BY JOHN-HENRY DOUCETTE
COURTHOUSE — Virginia Beach is seeking ways to deal with short-term rentals, an effort complicated by an existing, largely unregulated online rental marketplace whose beneficiaries have sought to work directly with state lawmakers.
This past month, Virginia Beach voted to send recommendations to the General Assembly that effectively seek to defend the ability of local governments to control how such business is conducted in people’s homes.
The city’s challenge is to discuss policy and regulation that would add some requirements to short-term rentals in the city, but the longtime rental culture in Sandbridge complicates matters.
There is concern about restrictions that might hurt business there, and some of these interests conflict with residents fighting the rise of large, residentially-zoned rental properties called event homes in an area people described as a resort, neighborhood or both.
For more than a year, there have been civic league meetings and committees, city meetings and groups looking at such issues, a series of public hearings to widen a discussion of event homes citywide, and, to the dismay of some in Sandbridge, a proposal submitted by some residents suggesting a permitting process – though some of the authors of that recommendation have said they do not oppose short term rentals. [The proposal is at the Sandbridge Beach Civic League website via sandbridgecivicleague.org.]
Community tensions were evident during a recent gathering of the civic league, according to people who were present and meeting minutes. The divide also was clear at City Hall on Tuesday, Nov. 15, during a meeting in which the city council voted to send a legislative request to the General Assembly.
This is not an entirely new issue. The city council also sought the ability to regulate online rental platforms in the past.
Virginia Beach officials have been concerned about the “home sharing economy” when it comes to rentals through digital platforms such as Airbnb, including issues some neighbors have with rentals, and the overlap of those concerns with the event home issue and rental culture of Sandbridge has become a source of friction.
“This issue started off one place, and it’s gone another place, and it has a lot of people nervous,” Jim Reeve, a Sandbridge businessperson who served on the city council and heads the Sandbridge Beach Business Association, said shortly before making his remarks during the Nov. 15 meeting.
Before the city council voted to pass along their recommendations to the state, Mayor Will Sessoms told the many Sandbridge residents and property owners in the audience that the council was not poised to enact a permit process or restrictions, as some had believed.
Mark Stiles, the city attorney, gave a rundown of recommendations, which are part of a wider set of legislative priorities.
The city effectively wants the commonwealth to ensure the city has power to deal with rentals, including a say in collecting and auditing taxes, ensuring insurance is in place to cover commercial activities in residences, and the ability to enact and enforce health and safety requirements.
Then people spoke.

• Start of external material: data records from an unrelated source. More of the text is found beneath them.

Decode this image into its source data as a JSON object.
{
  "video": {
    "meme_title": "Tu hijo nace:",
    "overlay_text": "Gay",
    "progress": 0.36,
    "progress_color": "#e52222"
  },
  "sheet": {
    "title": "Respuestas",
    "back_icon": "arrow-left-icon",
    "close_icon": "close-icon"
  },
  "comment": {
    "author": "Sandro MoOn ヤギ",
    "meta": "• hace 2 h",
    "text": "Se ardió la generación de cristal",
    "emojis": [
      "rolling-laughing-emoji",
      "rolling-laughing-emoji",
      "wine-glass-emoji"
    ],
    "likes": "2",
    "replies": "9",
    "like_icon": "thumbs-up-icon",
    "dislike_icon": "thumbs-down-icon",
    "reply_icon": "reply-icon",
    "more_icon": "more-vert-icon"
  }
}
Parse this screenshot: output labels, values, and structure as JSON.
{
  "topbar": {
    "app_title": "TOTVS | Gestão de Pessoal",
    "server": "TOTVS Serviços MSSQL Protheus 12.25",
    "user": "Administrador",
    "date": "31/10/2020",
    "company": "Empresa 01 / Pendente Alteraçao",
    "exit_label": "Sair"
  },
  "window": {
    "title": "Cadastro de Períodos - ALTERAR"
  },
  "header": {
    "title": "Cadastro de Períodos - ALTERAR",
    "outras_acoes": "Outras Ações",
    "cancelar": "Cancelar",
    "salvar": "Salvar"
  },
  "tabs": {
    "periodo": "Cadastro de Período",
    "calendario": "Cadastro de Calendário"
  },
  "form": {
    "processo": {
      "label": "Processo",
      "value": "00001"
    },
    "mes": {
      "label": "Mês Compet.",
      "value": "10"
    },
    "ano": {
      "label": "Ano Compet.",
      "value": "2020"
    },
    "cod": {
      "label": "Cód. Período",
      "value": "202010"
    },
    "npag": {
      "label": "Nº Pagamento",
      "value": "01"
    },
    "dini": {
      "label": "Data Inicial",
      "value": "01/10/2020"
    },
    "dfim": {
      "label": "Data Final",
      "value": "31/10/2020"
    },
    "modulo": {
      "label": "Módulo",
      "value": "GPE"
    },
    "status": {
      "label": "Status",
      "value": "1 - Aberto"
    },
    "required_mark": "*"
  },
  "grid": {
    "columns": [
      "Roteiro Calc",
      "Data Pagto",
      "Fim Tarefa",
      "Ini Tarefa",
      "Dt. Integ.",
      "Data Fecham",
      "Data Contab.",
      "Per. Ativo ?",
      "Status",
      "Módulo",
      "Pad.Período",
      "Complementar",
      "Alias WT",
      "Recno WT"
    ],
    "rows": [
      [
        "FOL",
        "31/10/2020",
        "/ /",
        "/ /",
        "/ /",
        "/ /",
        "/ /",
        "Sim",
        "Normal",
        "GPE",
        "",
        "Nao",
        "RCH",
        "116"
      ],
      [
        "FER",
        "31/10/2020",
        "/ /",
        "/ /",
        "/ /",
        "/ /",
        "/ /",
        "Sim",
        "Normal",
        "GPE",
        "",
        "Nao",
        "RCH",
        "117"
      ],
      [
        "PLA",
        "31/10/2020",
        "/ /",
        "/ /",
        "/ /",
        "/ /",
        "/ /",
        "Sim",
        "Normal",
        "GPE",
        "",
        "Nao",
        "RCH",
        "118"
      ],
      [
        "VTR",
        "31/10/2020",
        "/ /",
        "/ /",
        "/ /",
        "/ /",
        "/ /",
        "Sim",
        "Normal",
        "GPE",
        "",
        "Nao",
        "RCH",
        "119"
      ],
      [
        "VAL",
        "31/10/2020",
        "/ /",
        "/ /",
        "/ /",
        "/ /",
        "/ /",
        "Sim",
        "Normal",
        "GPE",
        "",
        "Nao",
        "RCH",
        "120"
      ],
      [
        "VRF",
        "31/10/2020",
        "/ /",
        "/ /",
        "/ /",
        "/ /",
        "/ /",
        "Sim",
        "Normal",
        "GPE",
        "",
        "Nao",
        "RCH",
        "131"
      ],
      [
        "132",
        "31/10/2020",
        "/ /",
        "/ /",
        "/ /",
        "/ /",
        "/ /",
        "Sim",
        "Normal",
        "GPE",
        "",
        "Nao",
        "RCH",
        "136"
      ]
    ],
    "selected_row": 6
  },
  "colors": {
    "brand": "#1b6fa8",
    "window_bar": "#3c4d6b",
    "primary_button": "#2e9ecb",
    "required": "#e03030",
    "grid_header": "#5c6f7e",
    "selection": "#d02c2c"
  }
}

Most were from Sandbridge. Some were concerned about a permitting process, and a few who spoke opposed additional layers of government. Speakers included those concerned about the impact of event homes in their residential community and some of the people who own such homes, renting them to pay bills for their retirement home.
Sandbridge resident Jean Davis said rules come with change, but she said she did not believe some of the suggestions would be good for the community. Charlie Kelly, also a Sandbridge resident, said an ad hoc committee that studied the issue and led to the city’s legislative recommendation has caused “a disturbance” in the community. The city should study the economic impact of what changes might mean for Sandbridge, he added.
Jim Moffat of Sandbridge Realty spoke of the financial responsibility rental agencies have to their property owners, and he noted that there is a mutual desire to avoid issues such as noise and parking in the community.
He said enforcement of rules on the books related to parking and noise is the key, not a permitting process for short-term rentals.
“Please don’t regulate the rentals out of Sandbridge,” Moffat said.
Reeve, during his comments, noted that the issue has “brought a great divide in the community.”
Regarding possible permits, he noted that there is concern an irate neighbor might have another neighbor’s permit revoked with a complaint. And he pointed out that Sandbridge pays its way through additional taxes.
The diverse concerns indicate the challenge of addressing issues such as online platforms and event homes in a community in which a number of residents rent homes, tourism drives local business and there are both digital and more traditional rentals.
And, of course, Sandbridge is residentially zoned. People live there.
As committees and officials have realized amid a thorny, lengthy dialogue, still ongoing, much is at stake as the city seeks an approach to address a variety of concerns.
Sandbridge is not the only area that could be affected by local efforts to control short-term rentals, many of which compete with the lodging industry, but it is a big part of the conversation.
“We are different,” Reeve noted.